Background and Objectives

Triangular fibrocartilaginous complex (TFCC) tears are common sources of ulna sided wrist pain and resultant functional disability. Diagnosis is based on history, clinical examination and radiological evidence of a TFCC central perforation or radial/ulna tear. The purpose of this study is therefore to evaluate the diagnostic accuracy of Magnetic Resonance Imaging (MRI) and Magnetic Resonance Arthrography (MRA) in the detection of TFCC injury in the adult population.


Published and unpublished literature databases were systematically review independently by two researchers. Two-by-two tables were constructed to calculate the sensitivity and specificity of MRI or MRA investigations against arthroscopic outcomes. Pooled sensitivity and specificity values and summary Receiver Operating Characteristic curve (sROC) evaluations were performed. Methodological quality of each study was assessed using the QUADAS (Quality Assessment of Diagnostic Accuracy Studies) tool.


Twenty one studies were eligible, including 910 wrists. On meta-analysis, MRA was superior to MRI in the investigation of complete TFCC tears with a pooled sensitivity of 0.75 (95% Confidence Interval (CI): 0.70, 0.79) and specificity of 0.81 (95% CI: 0.76, 0.86), compared to MRAs 0.84 (95% CI: 0.79, 0.89), and 0.95 (95% CI: 0.92, 0.98) respectively. MRA and MRI performed at greater field strengths reported greater sensitivity and specificity findings. For 3.0 Tesla (T) MRI, the meta-analysis indicated a sensitivity of 0.86 (95% CI: 0.65, 0.97), and specificity of 1.00 (0.87, 1.00). In comparison, the pooled sensitivity for the 1.5T MRI assessment was 0.70 (95% CI: 0.64, 0.75) and specificity of 0.79 (95% CI: 0.72, 0.85). This trend was repeated for MRA where 3.0T MRA exhibited a sensitivity was 1.00 (95% CI: 0.79, 1.00) and specificity of 1.00 (95% CI: 0.82, 1.00), whilst pooled analysis 1.5T MRA demonstrated a sensitivity of 0.83 (95% CI: 0.78, 0.89) and specificity of 0.95 (95% CI: 0.91, 0.98). There was insufficient data to assess the diagnostic test accuracy of partial TFCC lesions.
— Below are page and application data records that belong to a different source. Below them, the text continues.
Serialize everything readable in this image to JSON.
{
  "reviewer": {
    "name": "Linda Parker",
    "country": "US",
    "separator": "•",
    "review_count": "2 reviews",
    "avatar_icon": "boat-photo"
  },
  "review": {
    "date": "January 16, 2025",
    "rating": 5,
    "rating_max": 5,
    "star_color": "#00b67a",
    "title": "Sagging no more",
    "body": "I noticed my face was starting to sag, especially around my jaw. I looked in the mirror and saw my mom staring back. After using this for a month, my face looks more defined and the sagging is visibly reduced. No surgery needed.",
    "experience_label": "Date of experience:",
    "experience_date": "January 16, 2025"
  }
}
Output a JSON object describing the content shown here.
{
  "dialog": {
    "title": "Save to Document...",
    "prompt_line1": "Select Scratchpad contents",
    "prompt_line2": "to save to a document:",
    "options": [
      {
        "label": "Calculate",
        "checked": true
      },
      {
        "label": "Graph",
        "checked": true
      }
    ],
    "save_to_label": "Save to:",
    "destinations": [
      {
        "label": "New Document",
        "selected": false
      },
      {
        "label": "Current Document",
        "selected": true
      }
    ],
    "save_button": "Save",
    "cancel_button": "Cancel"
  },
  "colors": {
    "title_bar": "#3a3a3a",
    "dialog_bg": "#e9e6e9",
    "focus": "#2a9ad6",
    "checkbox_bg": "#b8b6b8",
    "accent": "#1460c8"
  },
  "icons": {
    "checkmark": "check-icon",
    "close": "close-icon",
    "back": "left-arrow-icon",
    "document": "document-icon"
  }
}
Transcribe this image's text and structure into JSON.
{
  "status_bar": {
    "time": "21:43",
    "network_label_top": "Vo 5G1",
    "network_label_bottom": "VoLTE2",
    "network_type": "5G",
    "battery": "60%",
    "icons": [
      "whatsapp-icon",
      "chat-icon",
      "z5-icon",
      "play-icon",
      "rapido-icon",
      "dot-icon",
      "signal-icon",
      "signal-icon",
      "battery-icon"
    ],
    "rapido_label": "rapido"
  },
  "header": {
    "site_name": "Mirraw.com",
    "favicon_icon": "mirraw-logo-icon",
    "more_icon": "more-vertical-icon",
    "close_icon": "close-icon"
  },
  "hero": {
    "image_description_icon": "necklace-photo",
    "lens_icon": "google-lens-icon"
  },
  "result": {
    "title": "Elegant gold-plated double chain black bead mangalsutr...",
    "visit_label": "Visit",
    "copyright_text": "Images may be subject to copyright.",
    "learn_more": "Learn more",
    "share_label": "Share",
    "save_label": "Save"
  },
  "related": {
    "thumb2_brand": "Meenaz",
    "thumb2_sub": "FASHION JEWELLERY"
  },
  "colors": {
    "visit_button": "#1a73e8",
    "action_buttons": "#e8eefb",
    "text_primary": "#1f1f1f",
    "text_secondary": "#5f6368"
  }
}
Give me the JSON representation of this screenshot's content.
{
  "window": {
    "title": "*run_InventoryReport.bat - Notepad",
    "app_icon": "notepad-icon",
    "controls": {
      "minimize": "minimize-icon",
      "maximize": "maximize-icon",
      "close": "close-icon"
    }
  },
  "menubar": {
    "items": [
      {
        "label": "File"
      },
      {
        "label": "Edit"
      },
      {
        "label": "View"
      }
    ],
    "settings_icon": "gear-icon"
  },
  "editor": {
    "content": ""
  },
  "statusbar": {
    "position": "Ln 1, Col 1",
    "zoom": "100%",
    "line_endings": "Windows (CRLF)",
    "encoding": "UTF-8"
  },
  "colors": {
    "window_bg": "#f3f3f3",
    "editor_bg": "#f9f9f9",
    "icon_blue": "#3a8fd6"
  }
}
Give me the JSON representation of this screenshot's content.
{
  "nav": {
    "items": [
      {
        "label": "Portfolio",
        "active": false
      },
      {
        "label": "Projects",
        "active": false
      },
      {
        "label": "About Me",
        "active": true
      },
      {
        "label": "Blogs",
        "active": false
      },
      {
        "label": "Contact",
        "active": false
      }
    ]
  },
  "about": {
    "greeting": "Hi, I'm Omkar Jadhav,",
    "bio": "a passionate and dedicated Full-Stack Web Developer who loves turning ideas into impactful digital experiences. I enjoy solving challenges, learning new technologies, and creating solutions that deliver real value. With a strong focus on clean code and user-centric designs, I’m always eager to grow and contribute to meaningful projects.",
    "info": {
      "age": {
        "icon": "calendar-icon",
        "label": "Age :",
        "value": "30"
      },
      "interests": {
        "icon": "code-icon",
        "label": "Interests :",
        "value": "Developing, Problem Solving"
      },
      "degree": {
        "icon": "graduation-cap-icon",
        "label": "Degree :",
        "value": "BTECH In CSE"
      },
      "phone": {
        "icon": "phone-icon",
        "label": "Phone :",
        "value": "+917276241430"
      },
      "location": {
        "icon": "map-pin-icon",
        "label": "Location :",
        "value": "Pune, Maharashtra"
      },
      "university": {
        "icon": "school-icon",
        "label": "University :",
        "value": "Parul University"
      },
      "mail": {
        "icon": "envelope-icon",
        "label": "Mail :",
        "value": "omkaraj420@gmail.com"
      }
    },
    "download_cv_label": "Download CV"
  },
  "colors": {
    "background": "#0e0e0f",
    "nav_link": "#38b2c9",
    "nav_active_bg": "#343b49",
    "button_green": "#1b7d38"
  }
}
Given its acceptable diagnostic test accuracy, it is recommended that in cases where there are questions over the diagnosis and subsequent management of patients with ulna wrist pain, a MRA should be undertaken rather than MRI.